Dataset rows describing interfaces
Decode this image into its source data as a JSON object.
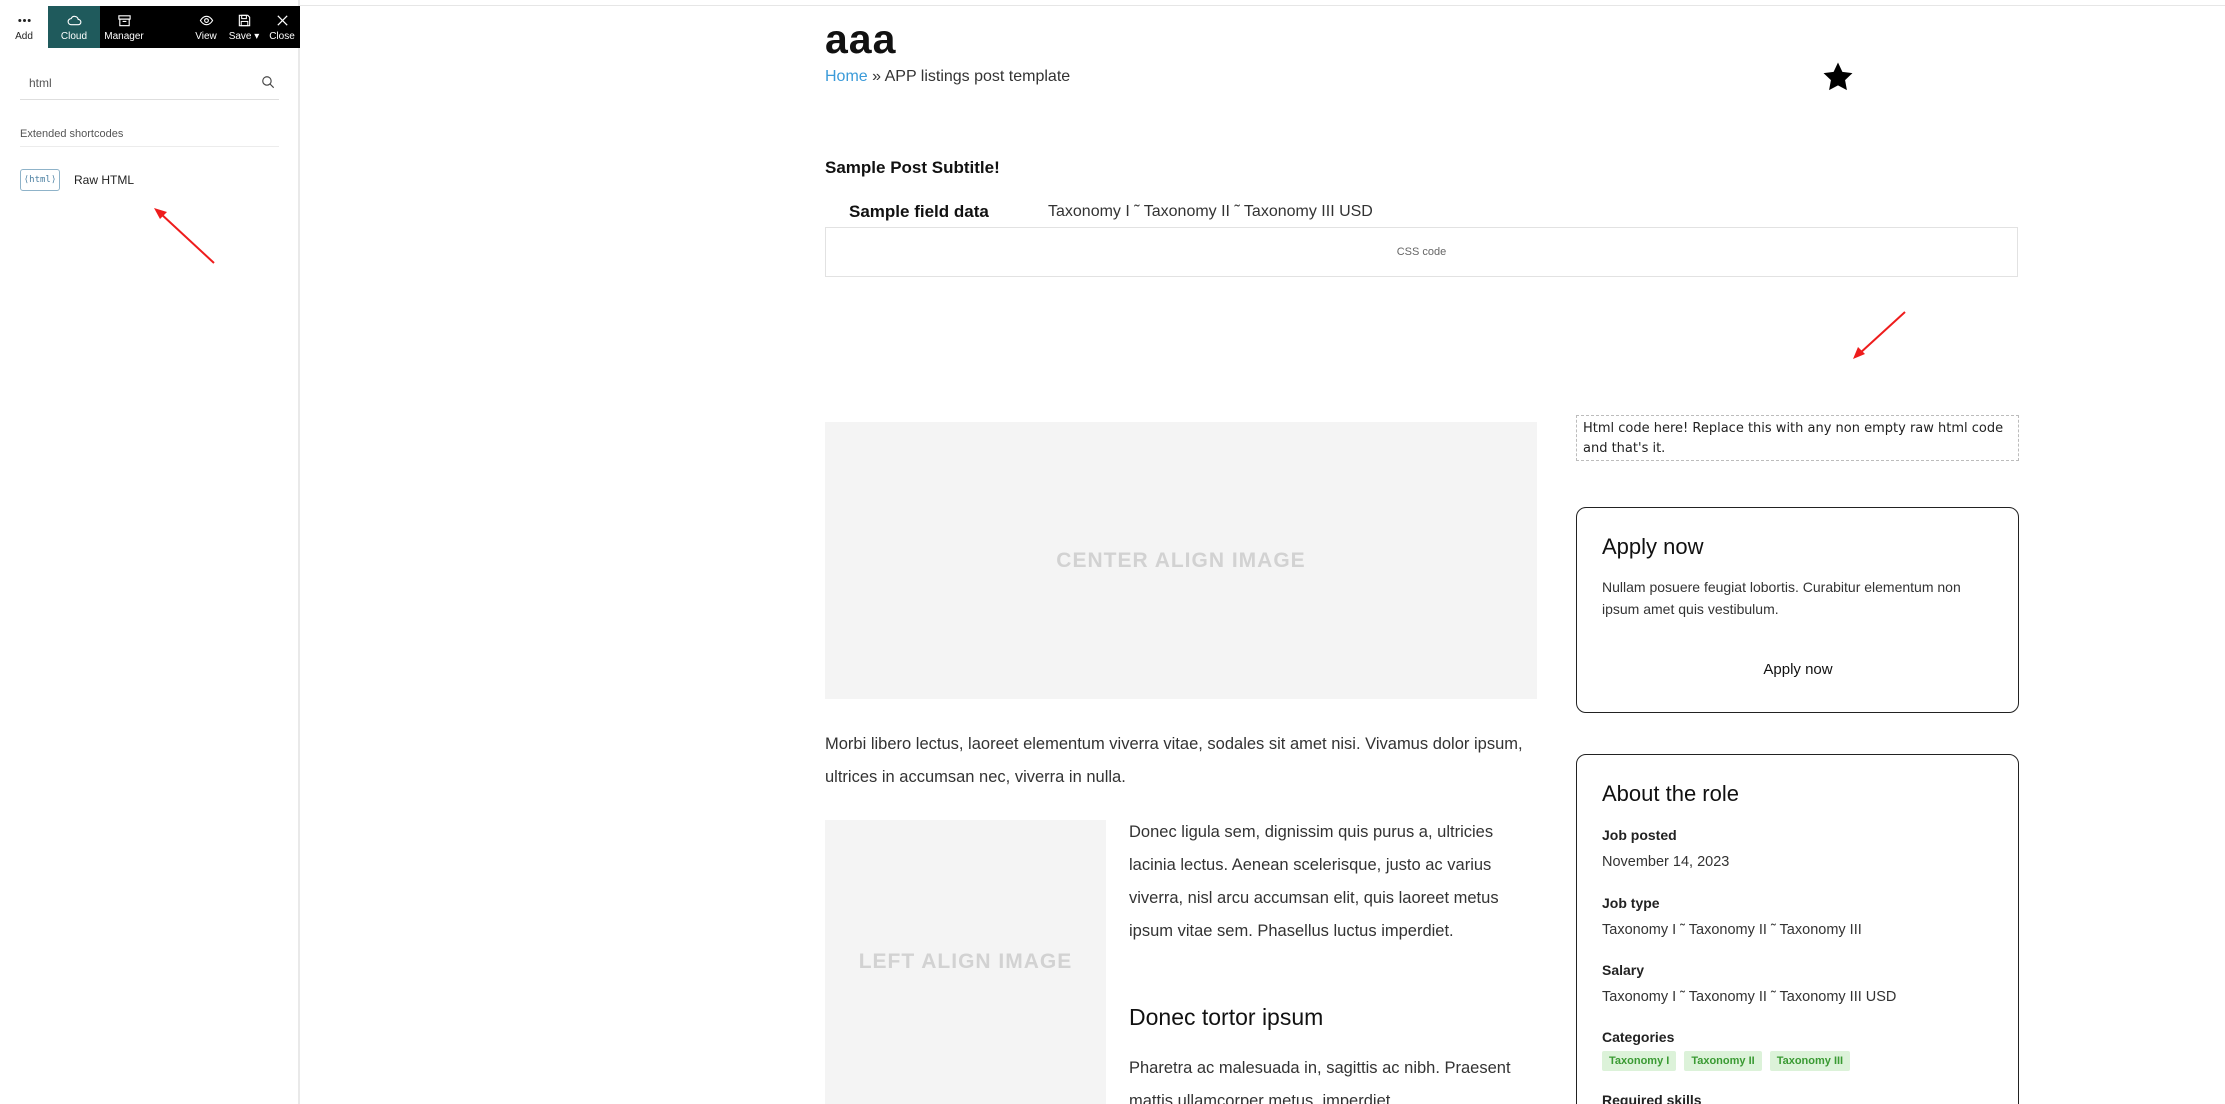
{
  "toolbar": {
    "add": "Add",
    "cloud": "Cloud",
    "manager": "Manager",
    "view": "View",
    "save": "Save ▾",
    "close": "Close"
  },
  "search": {
    "value": "html"
  },
  "panel": {
    "section_title": "Extended shortcodes",
    "item_badge": "⟨html⟩",
    "item_label": "Raw HTML"
  },
  "post": {
    "title": "aaa",
    "breadcrumb_home": "Home",
    "breadcrumb_sep": " » ",
    "breadcrumb_current": "APP listings post template",
    "subtitle": "Sample Post Subtitle!",
    "field_label": "Sample field data",
    "field_value": "Taxonomy I ˜ Taxonomy II ˜ Taxonomy III USD",
    "css_box": "CSS code",
    "center_image": "CENTER ALIGN IMAGE",
    "left_image": "LEFT ALIGN IMAGE",
    "para_1": "Morbi libero lectus, laoreet elementum viverra vitae, sodales sit amet nisi. Vivamus dolor ipsum, ultrices in accumsan nec, viverra in nulla.",
    "para_2": "Donec ligula sem, dignissim quis purus a, ultricies lacinia lectus. Aenean scelerisque, justo ac varius viverra, nisl arcu accumsan elit, quis laoreet metus ipsum vitae sem. Phasellus luctus imperdiet.",
    "heading_2": "Donec tortor ipsum",
    "para_3": "Pharetra ac malesuada in, sagittis ac nibh. Praesent mattis ullamcorper metus, imperdiet"
  },
  "sidebar": {
    "html_box": "Html code here! Replace this with any non empty raw html code and that's it.",
    "apply": {
      "title": "Apply now",
      "text": "Nullam posuere feugiat lobortis. Curabitur elementum non ipsum amet quis vestibulum.",
      "button": "Apply now"
    },
    "role": {
      "title": "About the role",
      "job_posted_label": "Job posted",
      "job_posted_value": "November 14, 2023",
      "job_type_label": "Job type",
      "job_type_value": "Taxonomy I ˜ Taxonomy II ˜ Taxonomy III",
      "salary_label": "Salary",
      "salary_value": "Taxonomy I ˜ Taxonomy II ˜ Taxonomy III USD",
      "categories_label": "Categories",
      "tags": [
        "Taxonomy I",
        "Taxonomy II",
        "Taxonomy III"
      ],
      "skills_label": "Required skills"
    }
  },
  "colors": {
    "cloud_active": "#1f5a5c",
    "toolbar_bg": "#000000",
    "link": "#3b9bd9",
    "tag_bg": "#dcf2d9",
    "tag_text": "#3a9a33",
    "annotation_arrow": "#ee1c1c"
  },
  "icons": {
    "add": "dots-icon",
    "cloud": "cloud-icon",
    "manager": "archive-icon",
    "view": "eye-icon",
    "save": "floppy-icon",
    "close": "close-icon",
    "search": "search-icon",
    "favorite": "star-icon"
  }
}
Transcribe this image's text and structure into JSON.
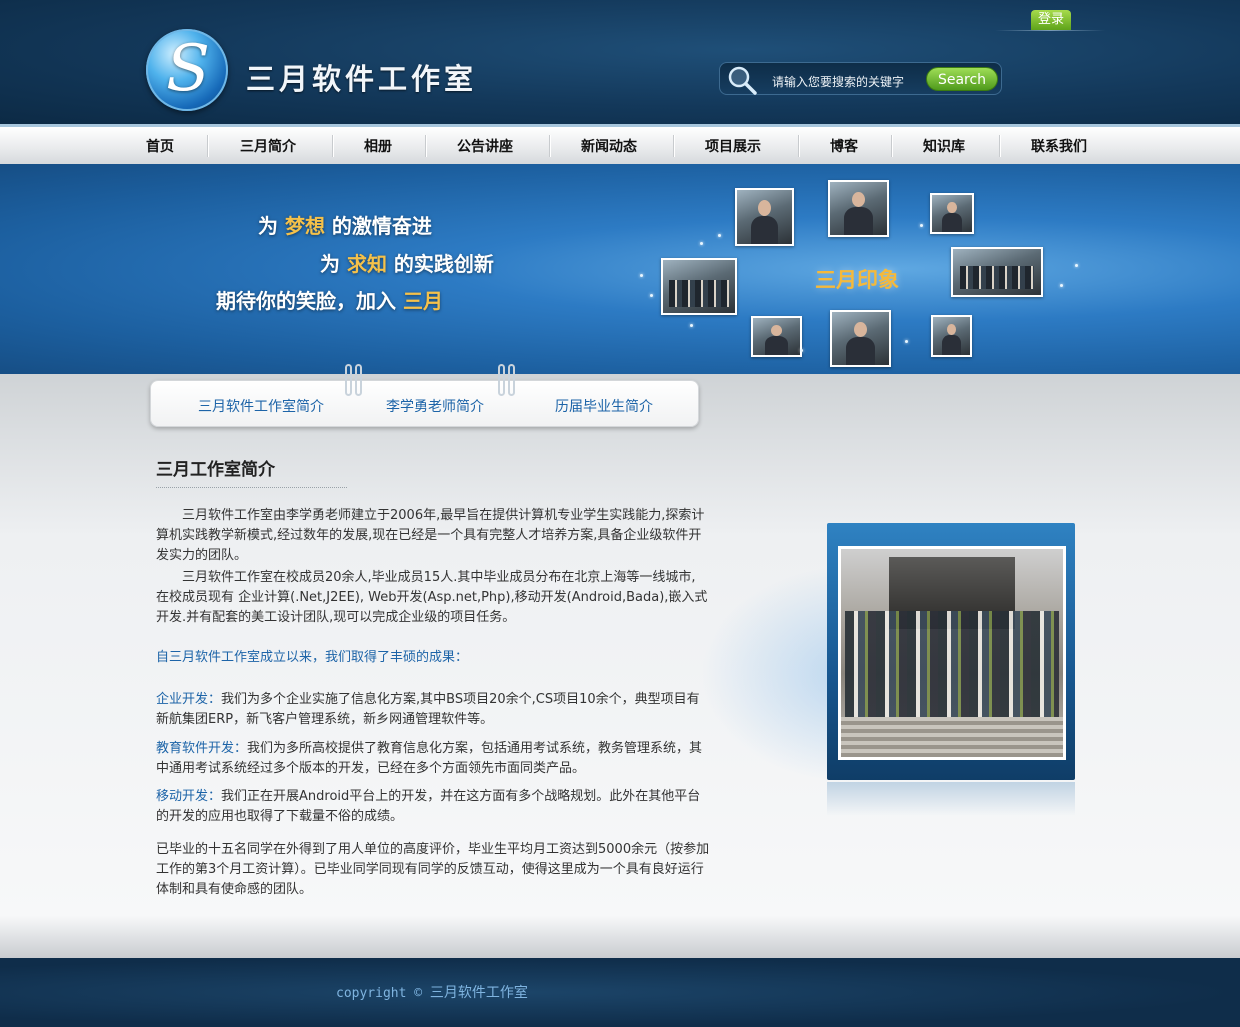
{
  "header": {
    "logo_letter": "S",
    "site_name": "三月软件工作室",
    "login": "登录",
    "search_placeholder": "请输入您要搜索的关键字",
    "search_button": "Search"
  },
  "nav": {
    "items": [
      "首页",
      "三月简介",
      "相册",
      "公告讲座",
      "新闻动态",
      "项目展示",
      "博客",
      "知识库",
      "联系我们"
    ]
  },
  "banner": {
    "line1": {
      "pre": "为 ",
      "hl": "梦想",
      "post": " 的激情奋进"
    },
    "line2": {
      "pre": "为 ",
      "hl": "求知",
      "post": " 的实践创新"
    },
    "line3": {
      "pre": "期待你的笑脸，加入 ",
      "hl": "三月",
      "post": ""
    },
    "impression": "三月印象"
  },
  "tabs": [
    "三月软件工作室简介",
    "李学勇老师简介",
    "历届毕业生简介"
  ],
  "main": {
    "title": "三月工作室简介",
    "p1": "　　三月软件工作室由李学勇老师建立于2006年,最早旨在提供计算机专业学生实践能力,探索计算机实践教学新模式,经过数年的发展,现在已经是一个具有完整人才培养方案,具备企业级软件开发实力的团队。",
    "p2": "　　三月软件工作室在校成员20余人,毕业成员15人.其中毕业成员分布在北京上海等一线城市, 在校成员现有 企业计算(.Net,J2EE), Web开发(Asp.net,Php),移动开发(Android,Bada),嵌入式开发.并有配套的美工设计团队,现可以完成企业级的项目任务。",
    "intro": "自三月软件工作室成立以来，我们取得了丰硕的成果：",
    "items": [
      {
        "lead": "企业开发：",
        "text": "我们为多个企业实施了信息化方案,其中BS项目20余个,CS项目10余个，典型项目有新航集团ERP，新飞客户管理系统，新乡网通管理软件等。"
      },
      {
        "lead": "教育软件开发：",
        "text": "我们为多所高校提供了教育信息化方案，包括通用考试系统，教务管理系统，其中通用考试系统经过多个版本的开发，已经在多个方面领先市面同类产品。"
      },
      {
        "lead": "移动开发：",
        "text": "我们正在开展Android平台上的开发，并在这方面有多个战略规划。此外在其他平台的开发的应用也取得了下载量不俗的成绩。"
      }
    ],
    "closing": "已毕业的十五名同学在外得到了用人单位的高度评价，毕业生平均月工资达到5000余元（按参加工作的第3个月工资计算）。已毕业同学同现有同学的反馈互动，使得这里成为一个具有良好运行体制和具有使命感的团队。"
  },
  "footer": {
    "copyright_en": "copyright © ",
    "copyright_cn": "三月软件工作室"
  }
}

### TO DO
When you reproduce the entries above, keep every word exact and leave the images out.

### YOUR SOLUTION
Decode this image into its source data as a JSON object.
{
  "toolbar": {
    "add": "Add",
    "cloud": "Cloud",
    "manager": "Manager",
    "view": "View",
    "save": "Save ▾",
    "close": "Close"
  },
  "search": {
    "value": "html"
  },
  "panel": {
    "section_title": "Extended shortcodes",
    "item_badge": "⟨html⟩",
    "item_label": "Raw HTML"
  },
  "post": {
    "title": "aaa",
    "breadcrumb_home": "Home",
    "breadcrumb_sep": " » ",
    "breadcrumb_current": "APP listings post template",
    "subtitle": "Sample Post Subtitle!",
    "field_label": "Sample field data",
    "field_value": "Taxonomy I ˜ Taxonomy II ˜ Taxonomy III USD",
    "css_box": "CSS code",
    "center_image": "CENTER ALIGN IMAGE",
    "left_image": "LEFT ALIGN IMAGE",
    "para_1": "Morbi libero lectus, laoreet elementum viverra vitae, sodales sit amet nisi. Vivamus dolor ipsum, ultrices in accumsan nec, viverra in nulla.",
    "para_2": "Donec ligula sem, dignissim quis purus a, ultricies lacinia lectus. Aenean scelerisque, justo ac varius viverra, nisl arcu accumsan elit, quis laoreet metus ipsum vitae sem. Phasellus luctus imperdiet.",
    "heading_2": "Donec tortor ipsum",
    "para_3": "Pharetra ac malesuada in, sagittis ac nibh. Praesent mattis ullamcorper metus, imperdiet"
  },
  "sidebar": {
    "html_box": "Html code here! Replace this with any non empty raw html code and that's it.",
    "apply": {
      "title": "Apply now",
      "text": "Nullam posuere feugiat lobortis. Curabitur elementum non ipsum amet quis vestibulum.",
      "button": "Apply now"
    },
    "role": {
      "title": "About the role",
      "job_posted_label": "Job posted",
      "job_posted_value": "November 14, 2023",
      "job_type_label": "Job type",
      "job_type_value": "Taxonomy I ˜ Taxonomy II ˜ Taxonomy III",
      "salary_label": "Salary",
      "salary_value": "Taxonomy I ˜ Taxonomy II ˜ Taxonomy III USD",
      "categories_label": "Categories",
      "tags": [
        "Taxonomy I",
        "Taxonomy II",
        "Taxonomy III"
      ],
      "skills_label": "Required skills"
    }
  },
  "colors": {
    "cloud_active": "#1f5a5c",
    "toolbar_bg": "#000000",
    "link": "#3b9bd9",
    "tag_bg": "#dcf2d9",
    "tag_text": "#3a9a33",
    "annotation_arrow": "#ee1c1c"
  },
  "icons": {
    "add": "dots-icon",
    "cloud": "cloud-icon",
    "manager": "archive-icon",
    "view": "eye-icon",
    "save": "floppy-icon",
    "close": "close-icon",
    "search": "search-icon",
    "favorite": "star-icon"
  }
}
Transcribe this image's text and structure into JSON.
{
  "header": {
    "logo_letter": "S",
    "site_name": "三月软件工作室",
    "login": "登录",
    "search_placeholder": "请输入您要搜索的关键字",
    "search_button": "Search"
  },
  "nav": {
    "items": [
      "首页",
      "三月简介",
      "相册",
      "公告讲座",
      "新闻动态",
      "项目展示",
      "博客",
      "知识库",
      "联系我们"
    ]
  },
  "banner": {
    "line1": {
      "pre": "为 ",
      "hl": "梦想",
      "post": " 的激情奋进"
    },
    "line2": {
      "pre": "为 ",
      "hl": "求知",
      "post": " 的实践创新"
    },
    "line3": {
      "pre": "期待你的笑脸，加入 ",
      "hl": "三月",
      "post": ""
    },
    "impression": "三月印象"
  },
  "tabs": [
    "三月软件工作室简介",
    "李学勇老师简介",
    "历届毕业生简介"
  ],
  "main": {
    "title": "三月工作室简介",
    "p1": "　　三月软件工作室由李学勇老师建立于2006年,最早旨在提供计算机专业学生实践能力,探索计算机实践教学新模式,经过数年的发展,现在已经是一个具有完整人才培养方案,具备企业级软件开发实力的团队。",
    "p2": "　　三月软件工作室在校成员20余人,毕业成员15人.其中毕业成员分布在北京上海等一线城市, 在校成员现有 企业计算(.Net,J2EE), Web开发(Asp.net,Php),移动开发(Android,Bada),嵌入式开发.并有配套的美工设计团队,现可以完成企业级的项目任务。",
    "intro": "自三月软件工作室成立以来，我们取得了丰硕的成果：",
    "items": [
      {
        "lead": "企业开发：",
        "text": "我们为多个企业实施了信息化方案,其中BS项目20余个,CS项目10余个，典型项目有新航集团ERP，新飞客户管理系统，新乡网通管理软件等。"
      },
      {
        "lead": "教育软件开发：",
        "text": "我们为多所高校提供了教育信息化方案，包括通用考试系统，教务管理系统，其中通用考试系统经过多个版本的开发，已经在多个方面领先市面同类产品。"
      },
      {
        "lead": "移动开发：",
        "text": "我们正在开展Android平台上的开发，并在这方面有多个战略规划。此外在其他平台的开发的应用也取得了下载量不俗的成绩。"
      }
    ],
    "closing": "已毕业的十五名同学在外得到了用人单位的高度评价，毕业生平均月工资达到5000余元（按参加工作的第3个月工资计算）。已毕业同学同现有同学的反馈互动，使得这里成为一个具有良好运行体制和具有使命感的团队。"
  },
  "footer": {
    "copyright_en": "copyright © ",
    "copyright_cn": "三月软件工作室"
  }
}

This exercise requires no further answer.